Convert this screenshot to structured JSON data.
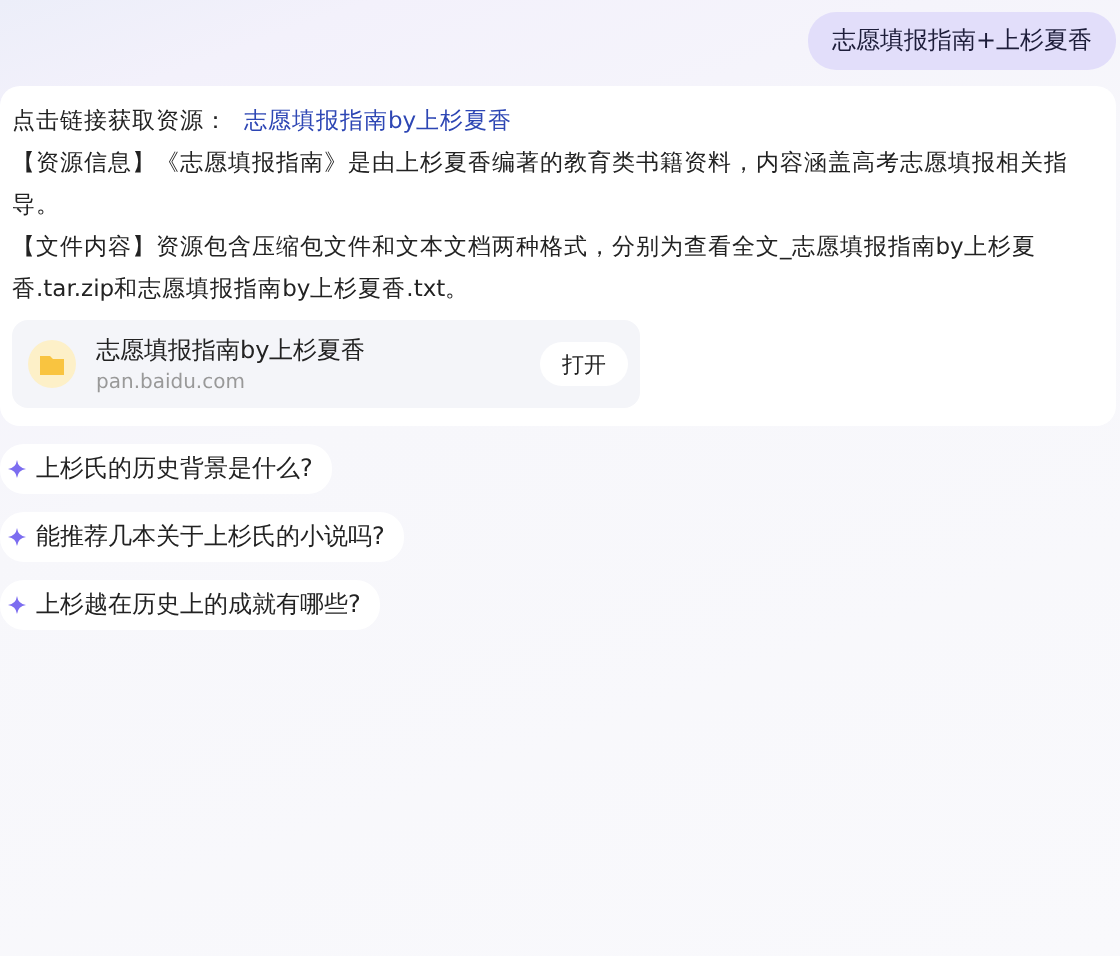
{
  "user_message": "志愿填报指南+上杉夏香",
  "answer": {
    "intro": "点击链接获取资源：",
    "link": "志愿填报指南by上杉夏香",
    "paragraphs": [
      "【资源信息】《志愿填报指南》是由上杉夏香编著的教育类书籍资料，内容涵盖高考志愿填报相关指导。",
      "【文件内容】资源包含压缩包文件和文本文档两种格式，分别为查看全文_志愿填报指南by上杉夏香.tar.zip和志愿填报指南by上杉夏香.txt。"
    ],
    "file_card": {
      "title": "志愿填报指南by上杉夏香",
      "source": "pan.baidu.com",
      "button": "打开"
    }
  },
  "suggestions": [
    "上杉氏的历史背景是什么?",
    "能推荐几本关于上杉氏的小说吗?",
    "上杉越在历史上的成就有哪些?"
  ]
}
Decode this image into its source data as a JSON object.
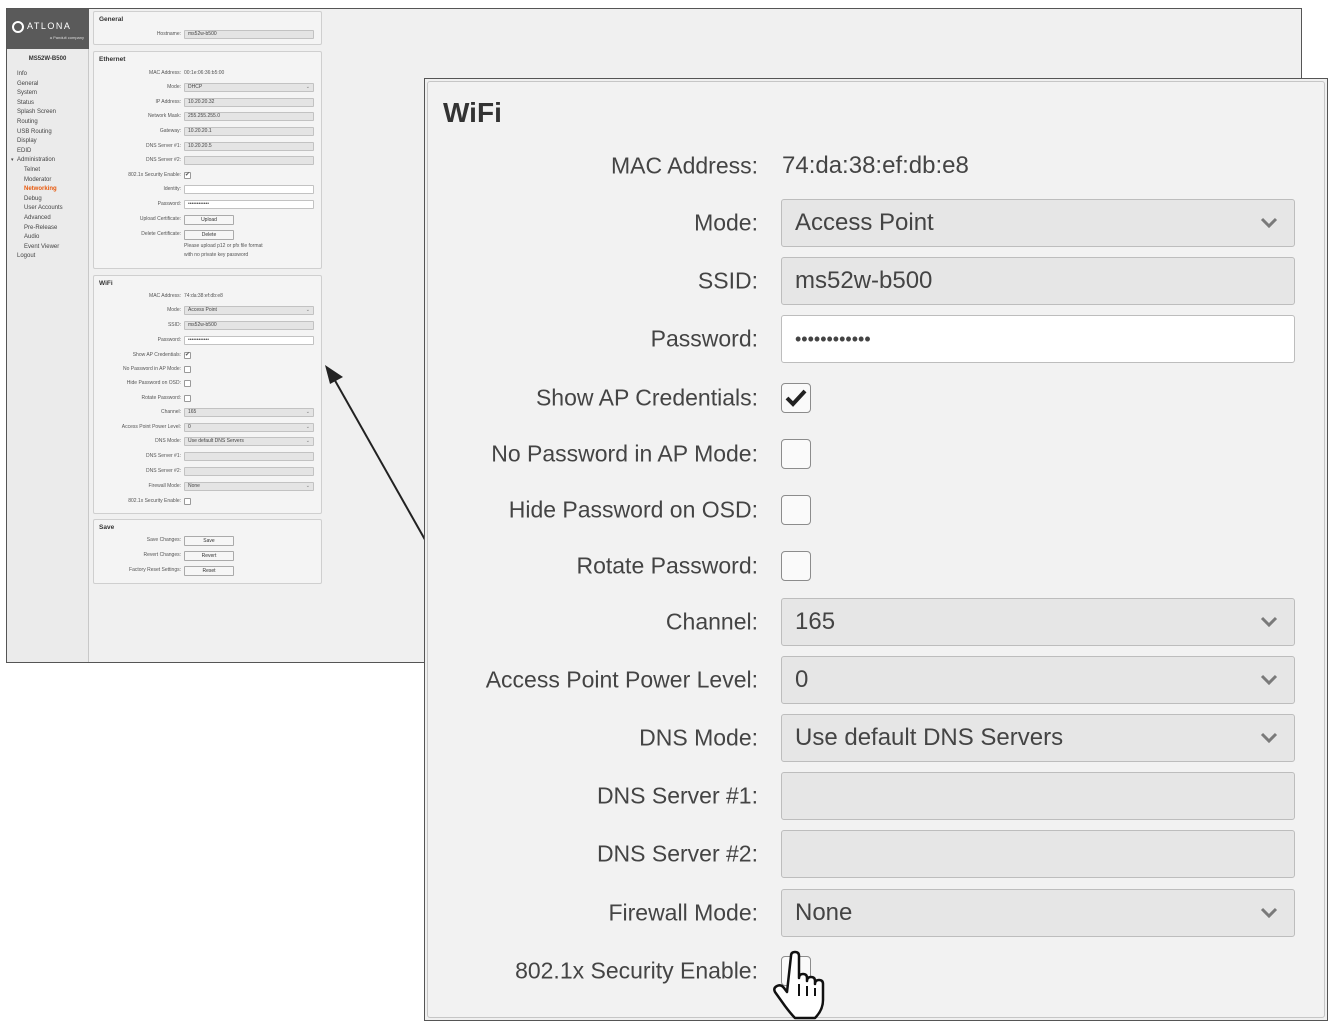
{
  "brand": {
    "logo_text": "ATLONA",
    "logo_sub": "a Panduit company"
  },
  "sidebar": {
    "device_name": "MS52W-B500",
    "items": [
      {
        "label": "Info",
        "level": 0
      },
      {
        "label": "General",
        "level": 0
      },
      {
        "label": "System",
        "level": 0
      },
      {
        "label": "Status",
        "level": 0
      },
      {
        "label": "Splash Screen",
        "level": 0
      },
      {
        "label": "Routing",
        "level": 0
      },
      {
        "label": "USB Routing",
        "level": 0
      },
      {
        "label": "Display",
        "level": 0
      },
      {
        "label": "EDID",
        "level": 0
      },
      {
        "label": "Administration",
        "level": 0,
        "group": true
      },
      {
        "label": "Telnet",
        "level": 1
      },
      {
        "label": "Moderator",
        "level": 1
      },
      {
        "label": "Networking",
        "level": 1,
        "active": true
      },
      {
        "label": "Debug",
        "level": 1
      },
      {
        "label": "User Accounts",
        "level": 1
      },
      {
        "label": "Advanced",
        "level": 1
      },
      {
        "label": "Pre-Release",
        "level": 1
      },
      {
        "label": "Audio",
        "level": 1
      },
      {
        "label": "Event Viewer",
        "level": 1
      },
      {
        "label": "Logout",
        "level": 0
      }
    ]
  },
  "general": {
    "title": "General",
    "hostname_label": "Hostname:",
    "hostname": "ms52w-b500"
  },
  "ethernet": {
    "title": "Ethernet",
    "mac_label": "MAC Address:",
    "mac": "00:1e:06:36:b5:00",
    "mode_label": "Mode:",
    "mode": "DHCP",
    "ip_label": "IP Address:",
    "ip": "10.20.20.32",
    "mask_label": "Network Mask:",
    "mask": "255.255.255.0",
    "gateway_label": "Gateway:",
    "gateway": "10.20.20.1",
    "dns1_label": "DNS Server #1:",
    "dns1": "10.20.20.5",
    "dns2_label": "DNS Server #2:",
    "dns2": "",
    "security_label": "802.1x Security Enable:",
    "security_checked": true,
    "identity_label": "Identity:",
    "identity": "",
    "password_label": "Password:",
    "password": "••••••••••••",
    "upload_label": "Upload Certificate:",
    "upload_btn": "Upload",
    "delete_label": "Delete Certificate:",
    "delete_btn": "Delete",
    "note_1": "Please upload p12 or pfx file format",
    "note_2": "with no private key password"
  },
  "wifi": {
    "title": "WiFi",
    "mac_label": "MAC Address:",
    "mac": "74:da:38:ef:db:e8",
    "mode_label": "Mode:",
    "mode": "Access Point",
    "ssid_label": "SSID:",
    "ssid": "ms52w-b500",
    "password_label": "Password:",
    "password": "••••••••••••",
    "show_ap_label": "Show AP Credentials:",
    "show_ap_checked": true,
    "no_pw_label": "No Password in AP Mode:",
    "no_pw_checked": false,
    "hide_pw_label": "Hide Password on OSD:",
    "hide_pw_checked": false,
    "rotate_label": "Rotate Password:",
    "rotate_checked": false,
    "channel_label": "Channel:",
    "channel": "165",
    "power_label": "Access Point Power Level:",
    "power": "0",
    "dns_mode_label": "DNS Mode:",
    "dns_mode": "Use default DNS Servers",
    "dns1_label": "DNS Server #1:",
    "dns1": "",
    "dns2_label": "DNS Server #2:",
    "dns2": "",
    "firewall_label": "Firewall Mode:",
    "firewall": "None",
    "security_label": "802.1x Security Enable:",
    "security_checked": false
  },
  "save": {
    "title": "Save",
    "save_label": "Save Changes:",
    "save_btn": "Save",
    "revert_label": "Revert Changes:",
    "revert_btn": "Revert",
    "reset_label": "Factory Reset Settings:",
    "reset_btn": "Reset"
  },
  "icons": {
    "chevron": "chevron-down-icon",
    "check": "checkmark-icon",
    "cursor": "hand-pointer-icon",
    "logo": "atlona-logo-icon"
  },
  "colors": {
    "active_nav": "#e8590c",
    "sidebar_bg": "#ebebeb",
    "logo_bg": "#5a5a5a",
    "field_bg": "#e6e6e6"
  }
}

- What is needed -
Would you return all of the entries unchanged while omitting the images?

- The completed task -
Convert this screenshot to structured JSON data.
{
  "user_message": "志愿填报指南+上杉夏香",
  "answer": {
    "intro": "点击链接获取资源：",
    "link": "志愿填报指南by上杉夏香",
    "paragraphs": [
      "【资源信息】《志愿填报指南》是由上杉夏香编著的教育类书籍资料，内容涵盖高考志愿填报相关指导。",
      "【文件内容】资源包含压缩包文件和文本文档两种格式，分别为查看全文_志愿填报指南by上杉夏香.tar.zip和志愿填报指南by上杉夏香.txt。"
    ],
    "file_card": {
      "title": "志愿填报指南by上杉夏香",
      "source": "pan.baidu.com",
      "button": "打开"
    }
  },
  "suggestions": [
    "上杉氏的历史背景是什么?",
    "能推荐几本关于上杉氏的小说吗?",
    "上杉越在历史上的成就有哪些?"
  ]
}
Decode this image into its source data as a JSON object.
{
  "brand": {
    "logo_text": "ATLONA",
    "logo_sub": "a Panduit company"
  },
  "sidebar": {
    "device_name": "MS52W-B500",
    "items": [
      {
        "label": "Info",
        "level": 0
      },
      {
        "label": "General",
        "level": 0
      },
      {
        "label": "System",
        "level": 0
      },
      {
        "label": "Status",
        "level": 0
      },
      {
        "label": "Splash Screen",
        "level": 0
      },
      {
        "label": "Routing",
        "level": 0
      },
      {
        "label": "USB Routing",
        "level": 0
      },
      {
        "label": "Display",
        "level": 0
      },
      {
        "label": "EDID",
        "level": 0
      },
      {
        "label": "Administration",
        "level": 0,
        "group": true
      },
      {
        "label": "Telnet",
        "level": 1
      },
      {
        "label": "Moderator",
        "level": 1
      },
      {
        "label": "Networking",
        "level": 1,
        "active": true
      },
      {
        "label": "Debug",
        "level": 1
      },
      {
        "label": "User Accounts",
        "level": 1
      },
      {
        "label": "Advanced",
        "level": 1
      },
      {
        "label": "Pre-Release",
        "level": 1
      },
      {
        "label": "Audio",
        "level": 1
      },
      {
        "label": "Event Viewer",
        "level": 1
      },
      {
        "label": "Logout",
        "level": 0
      }
    ]
  },
  "general": {
    "title": "General",
    "hostname_label": "Hostname:",
    "hostname": "ms52w-b500"
  },
  "ethernet": {
    "title": "Ethernet",
    "mac_label": "MAC Address:",
    "mac": "00:1e:06:36:b5:00",
    "mode_label": "Mode:",
    "mode": "DHCP",
    "ip_label": "IP Address:",
    "ip": "10.20.20.32",
    "mask_label": "Network Mask:",
    "mask": "255.255.255.0",
    "gateway_label": "Gateway:",
    "gateway": "10.20.20.1",
    "dns1_label": "DNS Server #1:",
    "dns1": "10.20.20.5",
    "dns2_label": "DNS Server #2:",
    "dns2": "",
    "security_label": "802.1x Security Enable:",
    "security_checked": true,
    "identity_label": "Identity:",
    "identity": "",
    "password_label": "Password:",
    "password": "••••••••••••",
    "upload_label": "Upload Certificate:",
    "upload_btn": "Upload",
    "delete_label": "Delete Certificate:",
    "delete_btn": "Delete",
    "note_1": "Please upload p12 or pfx file format",
    "note_2": "with no private key password"
  },
  "wifi": {
    "title": "WiFi",
    "mac_label": "MAC Address:",
    "mac": "74:da:38:ef:db:e8",
    "mode_label": "Mode:",
    "mode": "Access Point",
    "ssid_label": "SSID:",
    "ssid": "ms52w-b500",
    "password_label": "Password:",
    "password": "••••••••••••",
    "show_ap_label": "Show AP Credentials:",
    "show_ap_checked": true,
    "no_pw_label": "No Password in AP Mode:",
    "no_pw_checked": false,
    "hide_pw_label": "Hide Password on OSD:",
    "hide_pw_checked": false,
    "rotate_label": "Rotate Password:",
    "rotate_checked": false,
    "channel_label": "Channel:",
    "channel": "165",
    "power_label": "Access Point Power Level:",
    "power": "0",
    "dns_mode_label": "DNS Mode:",
    "dns_mode": "Use default DNS Servers",
    "dns1_label": "DNS Server #1:",
    "dns1": "",
    "dns2_label": "DNS Server #2:",
    "dns2": "",
    "firewall_label": "Firewall Mode:",
    "firewall": "None",
    "security_label": "802.1x Security Enable:",
    "security_checked": false
  },
  "save": {
    "title": "Save",
    "save_label": "Save Changes:",
    "save_btn": "Save",
    "revert_label": "Revert Changes:",
    "revert_btn": "Revert",
    "reset_label": "Factory Reset Settings:",
    "reset_btn": "Reset"
  },
  "icons": {
    "chevron": "chevron-down-icon",
    "check": "checkmark-icon",
    "cursor": "hand-pointer-icon",
    "logo": "atlona-logo-icon"
  },
  "colors": {
    "active_nav": "#e8590c",
    "sidebar_bg": "#ebebeb",
    "logo_bg": "#5a5a5a",
    "field_bg": "#e6e6e6"
  }
}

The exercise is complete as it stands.